Those robber barons put on a nice disguise now. Villainy wears many masks, but none so treacherous as the mask of virtue. We will hear virtuous statements from the agents of treachery in this debate. We will hear the parliamentary secretary. Let us guess what his next career will be. He will be a member of the board of directors of Cargill. He probably has job offers already with any kind of luck. If he is smart, he is negotiating that on the phone as we speak. “Guess what? The day has arrived. We finally stamped out the Wheat Board”. Villainy and treachery. J'accuse.

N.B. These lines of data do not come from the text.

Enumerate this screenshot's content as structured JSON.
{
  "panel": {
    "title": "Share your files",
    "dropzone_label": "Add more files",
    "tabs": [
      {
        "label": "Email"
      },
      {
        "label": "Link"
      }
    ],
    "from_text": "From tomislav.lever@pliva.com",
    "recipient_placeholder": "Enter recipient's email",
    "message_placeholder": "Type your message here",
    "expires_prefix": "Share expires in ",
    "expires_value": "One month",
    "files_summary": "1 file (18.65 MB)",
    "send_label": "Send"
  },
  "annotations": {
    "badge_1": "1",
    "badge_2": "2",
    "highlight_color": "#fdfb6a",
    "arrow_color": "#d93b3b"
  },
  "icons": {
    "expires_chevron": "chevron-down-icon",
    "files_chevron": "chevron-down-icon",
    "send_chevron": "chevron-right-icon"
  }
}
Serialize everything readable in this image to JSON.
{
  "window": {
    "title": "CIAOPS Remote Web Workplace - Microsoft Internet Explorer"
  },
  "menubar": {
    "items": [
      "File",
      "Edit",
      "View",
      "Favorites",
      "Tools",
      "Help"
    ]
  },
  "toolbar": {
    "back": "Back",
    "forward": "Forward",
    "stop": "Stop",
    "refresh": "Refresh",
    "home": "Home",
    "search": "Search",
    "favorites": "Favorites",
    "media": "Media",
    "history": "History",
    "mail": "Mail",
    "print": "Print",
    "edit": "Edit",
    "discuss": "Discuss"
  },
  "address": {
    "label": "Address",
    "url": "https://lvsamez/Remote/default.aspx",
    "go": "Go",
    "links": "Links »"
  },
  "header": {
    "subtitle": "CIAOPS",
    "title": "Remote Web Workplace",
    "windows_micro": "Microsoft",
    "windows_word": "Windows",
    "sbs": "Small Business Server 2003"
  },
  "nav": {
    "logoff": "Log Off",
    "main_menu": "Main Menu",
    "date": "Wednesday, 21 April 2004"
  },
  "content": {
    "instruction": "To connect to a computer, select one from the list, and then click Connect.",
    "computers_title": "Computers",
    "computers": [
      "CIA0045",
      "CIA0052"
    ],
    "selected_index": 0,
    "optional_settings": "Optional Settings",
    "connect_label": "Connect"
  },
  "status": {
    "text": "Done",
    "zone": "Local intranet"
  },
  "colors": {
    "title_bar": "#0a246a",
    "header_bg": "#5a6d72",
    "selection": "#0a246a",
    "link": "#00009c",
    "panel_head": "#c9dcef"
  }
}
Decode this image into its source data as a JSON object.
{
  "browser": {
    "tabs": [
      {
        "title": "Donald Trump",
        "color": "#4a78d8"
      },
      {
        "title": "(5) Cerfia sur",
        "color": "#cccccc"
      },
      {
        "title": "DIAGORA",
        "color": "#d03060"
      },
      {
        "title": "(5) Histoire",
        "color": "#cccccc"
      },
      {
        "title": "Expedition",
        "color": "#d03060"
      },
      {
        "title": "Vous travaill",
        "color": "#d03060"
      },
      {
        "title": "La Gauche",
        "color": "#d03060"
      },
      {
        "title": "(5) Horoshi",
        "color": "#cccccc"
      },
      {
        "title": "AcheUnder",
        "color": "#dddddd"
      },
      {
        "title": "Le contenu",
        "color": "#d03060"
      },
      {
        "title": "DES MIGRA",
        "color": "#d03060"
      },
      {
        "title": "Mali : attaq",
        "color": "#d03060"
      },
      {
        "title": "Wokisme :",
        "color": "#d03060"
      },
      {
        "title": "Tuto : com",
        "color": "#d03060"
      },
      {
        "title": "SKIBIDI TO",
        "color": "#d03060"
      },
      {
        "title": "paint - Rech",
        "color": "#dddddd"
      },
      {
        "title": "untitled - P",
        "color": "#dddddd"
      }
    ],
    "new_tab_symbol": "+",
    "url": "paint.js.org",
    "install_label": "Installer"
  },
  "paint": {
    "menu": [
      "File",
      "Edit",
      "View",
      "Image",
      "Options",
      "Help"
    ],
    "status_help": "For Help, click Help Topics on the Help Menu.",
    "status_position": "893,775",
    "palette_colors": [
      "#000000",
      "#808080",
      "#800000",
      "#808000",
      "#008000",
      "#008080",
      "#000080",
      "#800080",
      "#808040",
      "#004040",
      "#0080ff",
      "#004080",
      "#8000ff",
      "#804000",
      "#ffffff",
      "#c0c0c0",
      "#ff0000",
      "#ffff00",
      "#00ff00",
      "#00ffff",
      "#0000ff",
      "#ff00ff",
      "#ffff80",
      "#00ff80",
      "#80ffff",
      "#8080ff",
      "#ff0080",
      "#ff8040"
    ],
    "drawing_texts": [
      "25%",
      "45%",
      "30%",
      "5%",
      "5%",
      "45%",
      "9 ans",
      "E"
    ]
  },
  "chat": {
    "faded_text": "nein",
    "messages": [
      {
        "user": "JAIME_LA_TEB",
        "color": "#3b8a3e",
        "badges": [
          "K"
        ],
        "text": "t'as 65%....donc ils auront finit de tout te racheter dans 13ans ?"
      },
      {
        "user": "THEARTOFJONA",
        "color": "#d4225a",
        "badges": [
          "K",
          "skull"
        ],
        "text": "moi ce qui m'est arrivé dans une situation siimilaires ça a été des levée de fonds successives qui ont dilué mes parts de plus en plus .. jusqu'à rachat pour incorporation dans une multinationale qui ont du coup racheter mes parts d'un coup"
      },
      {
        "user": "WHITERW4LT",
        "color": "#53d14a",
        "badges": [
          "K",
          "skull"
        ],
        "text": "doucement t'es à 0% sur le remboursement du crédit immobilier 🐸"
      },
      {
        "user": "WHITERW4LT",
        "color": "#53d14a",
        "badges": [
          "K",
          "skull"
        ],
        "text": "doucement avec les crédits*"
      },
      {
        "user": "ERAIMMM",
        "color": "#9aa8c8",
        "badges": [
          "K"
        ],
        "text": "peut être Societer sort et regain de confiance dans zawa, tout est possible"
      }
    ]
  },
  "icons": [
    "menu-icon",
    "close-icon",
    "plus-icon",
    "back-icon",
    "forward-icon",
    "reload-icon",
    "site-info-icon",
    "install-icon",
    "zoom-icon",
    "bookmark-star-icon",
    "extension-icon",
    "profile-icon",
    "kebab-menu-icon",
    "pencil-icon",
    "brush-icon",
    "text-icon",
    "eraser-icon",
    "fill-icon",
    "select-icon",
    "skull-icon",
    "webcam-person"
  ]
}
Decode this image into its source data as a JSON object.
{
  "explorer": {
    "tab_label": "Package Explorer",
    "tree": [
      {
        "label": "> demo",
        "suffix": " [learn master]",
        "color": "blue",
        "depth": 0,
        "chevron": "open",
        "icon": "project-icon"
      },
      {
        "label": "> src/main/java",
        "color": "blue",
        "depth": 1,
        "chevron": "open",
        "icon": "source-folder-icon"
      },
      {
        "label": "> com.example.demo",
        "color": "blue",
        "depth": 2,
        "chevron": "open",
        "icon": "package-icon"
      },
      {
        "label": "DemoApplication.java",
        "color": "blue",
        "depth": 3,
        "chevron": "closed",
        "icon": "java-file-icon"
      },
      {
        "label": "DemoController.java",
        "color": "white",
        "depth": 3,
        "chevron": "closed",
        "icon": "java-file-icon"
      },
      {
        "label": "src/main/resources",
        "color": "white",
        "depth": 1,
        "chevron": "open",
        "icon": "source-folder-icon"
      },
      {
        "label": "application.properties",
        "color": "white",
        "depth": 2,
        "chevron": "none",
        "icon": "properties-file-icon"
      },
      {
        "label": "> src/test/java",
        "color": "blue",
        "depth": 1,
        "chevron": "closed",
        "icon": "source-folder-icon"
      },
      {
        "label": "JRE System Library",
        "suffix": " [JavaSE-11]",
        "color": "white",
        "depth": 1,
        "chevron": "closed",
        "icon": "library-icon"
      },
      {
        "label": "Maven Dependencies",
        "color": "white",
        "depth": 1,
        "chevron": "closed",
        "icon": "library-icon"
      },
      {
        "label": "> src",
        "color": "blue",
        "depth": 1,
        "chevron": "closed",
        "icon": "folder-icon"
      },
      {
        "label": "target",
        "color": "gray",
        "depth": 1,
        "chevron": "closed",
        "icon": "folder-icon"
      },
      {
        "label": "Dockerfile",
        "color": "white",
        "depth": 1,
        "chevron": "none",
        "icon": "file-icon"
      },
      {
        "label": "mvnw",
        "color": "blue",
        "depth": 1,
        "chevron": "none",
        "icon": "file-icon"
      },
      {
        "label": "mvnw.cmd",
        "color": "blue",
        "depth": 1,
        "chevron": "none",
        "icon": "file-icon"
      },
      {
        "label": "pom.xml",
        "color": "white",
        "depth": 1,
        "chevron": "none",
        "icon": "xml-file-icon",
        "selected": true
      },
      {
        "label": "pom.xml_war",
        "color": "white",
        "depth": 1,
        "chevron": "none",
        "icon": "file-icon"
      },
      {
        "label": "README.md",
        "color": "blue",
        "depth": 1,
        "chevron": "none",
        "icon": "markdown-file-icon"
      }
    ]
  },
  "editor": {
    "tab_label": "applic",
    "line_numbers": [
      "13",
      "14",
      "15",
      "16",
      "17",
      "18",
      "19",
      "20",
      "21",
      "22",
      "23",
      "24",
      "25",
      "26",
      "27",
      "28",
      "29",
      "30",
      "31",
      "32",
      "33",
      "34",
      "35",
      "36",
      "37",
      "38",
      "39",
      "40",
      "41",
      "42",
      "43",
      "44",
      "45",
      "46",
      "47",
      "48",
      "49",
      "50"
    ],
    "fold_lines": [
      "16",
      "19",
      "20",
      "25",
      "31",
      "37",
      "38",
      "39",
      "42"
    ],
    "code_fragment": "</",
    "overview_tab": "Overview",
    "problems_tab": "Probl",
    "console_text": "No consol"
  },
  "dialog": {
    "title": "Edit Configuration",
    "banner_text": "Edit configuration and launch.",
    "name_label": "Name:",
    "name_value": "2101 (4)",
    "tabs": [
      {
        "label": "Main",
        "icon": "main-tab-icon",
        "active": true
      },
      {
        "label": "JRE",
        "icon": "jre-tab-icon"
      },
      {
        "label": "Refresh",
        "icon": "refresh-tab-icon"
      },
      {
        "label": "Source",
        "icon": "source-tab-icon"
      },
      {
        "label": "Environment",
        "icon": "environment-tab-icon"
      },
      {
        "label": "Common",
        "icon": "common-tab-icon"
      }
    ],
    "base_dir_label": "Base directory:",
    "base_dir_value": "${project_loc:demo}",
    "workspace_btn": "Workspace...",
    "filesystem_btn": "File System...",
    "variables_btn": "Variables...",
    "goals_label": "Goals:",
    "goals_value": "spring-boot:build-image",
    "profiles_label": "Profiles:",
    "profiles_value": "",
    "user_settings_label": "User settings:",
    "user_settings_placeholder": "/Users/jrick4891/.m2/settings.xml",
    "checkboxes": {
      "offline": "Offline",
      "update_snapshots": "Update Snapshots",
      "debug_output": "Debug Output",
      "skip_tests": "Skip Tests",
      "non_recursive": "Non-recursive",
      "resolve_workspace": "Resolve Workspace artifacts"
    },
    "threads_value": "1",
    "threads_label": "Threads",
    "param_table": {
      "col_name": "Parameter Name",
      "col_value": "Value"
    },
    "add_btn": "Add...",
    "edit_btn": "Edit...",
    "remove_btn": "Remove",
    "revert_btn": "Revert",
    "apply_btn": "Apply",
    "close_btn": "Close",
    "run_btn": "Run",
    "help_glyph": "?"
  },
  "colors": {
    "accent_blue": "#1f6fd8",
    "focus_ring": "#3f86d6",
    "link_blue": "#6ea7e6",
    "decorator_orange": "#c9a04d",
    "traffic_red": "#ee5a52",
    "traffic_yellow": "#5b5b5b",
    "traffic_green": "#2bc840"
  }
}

We already know the experience of Brian Mulroney. Where did he end up? On the board of directors of one of the big three. Guess what his billings were from 2009 to 2011. His billings as a director of Archer Daniels Midland were $650,000. Normally, a member of a board of directors is not compensated $650,000 just for attending one meeting a year to vote on the compensation of fellow directors. He is delivering something. He is delivering the Canadian Wheat Board back into the hands of the robber barons who have been drooling over this market share ever since this important change took place.
It is a sad day for democracy when such an important and transformative change to the rural prairie economy takes place without even the scrutiny, the oversight and the due diligence of Canadian members of Parliament.
This is the tragedy here. Perhaps we should be sounding the alarm.
I was accused of using an obscenity on Twitter recently, while I sat here lamenting closure. The real obscenity is the calculated abuse of Parliament, disrespect for Parliament and even disrespect for the courtesy of presenting a reasonable case. The real obscenity is not asking a single farmer, or ordinary producer, to come as a witness before a parliamentary committee to speak for or against a bill that would change things forever. And let us have no illusions about this, this change is irreversible. We will not get a Canadian wheat board back if we do not like, in the next five years, what is going to happen to this one. Some people will be happy about that; maybe those who are lucky enough to have a large acreage right on the American border and who could drive their product down to some mill in Montana.
However, let us deal with some of the myths that the parliamentary secretary and his minister, in some free market flight of fancy, are sharing. They say that as soon as they get rid of the Wheat Board, all kinds of value added and secondary industry will spring out of the ground like mushrooms all over the prairie region.
First, there is the untruth associated with this. In the last 10 years, milling capacity has increased 50% in the rural prairie region and four new institutions have popped up for value added. It is not as though it is impossible.
At the same time, south of the border, the milling capacity increased 9% and there were no new installations.
They would have us believe that it will be nirvana, that for a nominal fee they could reach nirvana tonight, that old myth. They are trying to promise all kinds of changes that would occur overnight because there is one guy who is waiting to open his doors as soon as they get rid of the Wheat Board. Do members know why? Because he would be able to buy grain cheaper. The Wheat Board did not offer a premium to producers, because their mandate was to get the best price for farmers. The only way to get grain cheaper is to give farmers less for it. Is that in the best interests of the prairie producers?
That is only one of the inconsistencies in their argument. If we were given the luxury of time at a parliamentary committee, we could study many others. I guarantee that their own members would have serious questions about why they are ramming through this ideological crusade in the absence of reason, logic, a business case, or even an economic case of why it might be a good idea.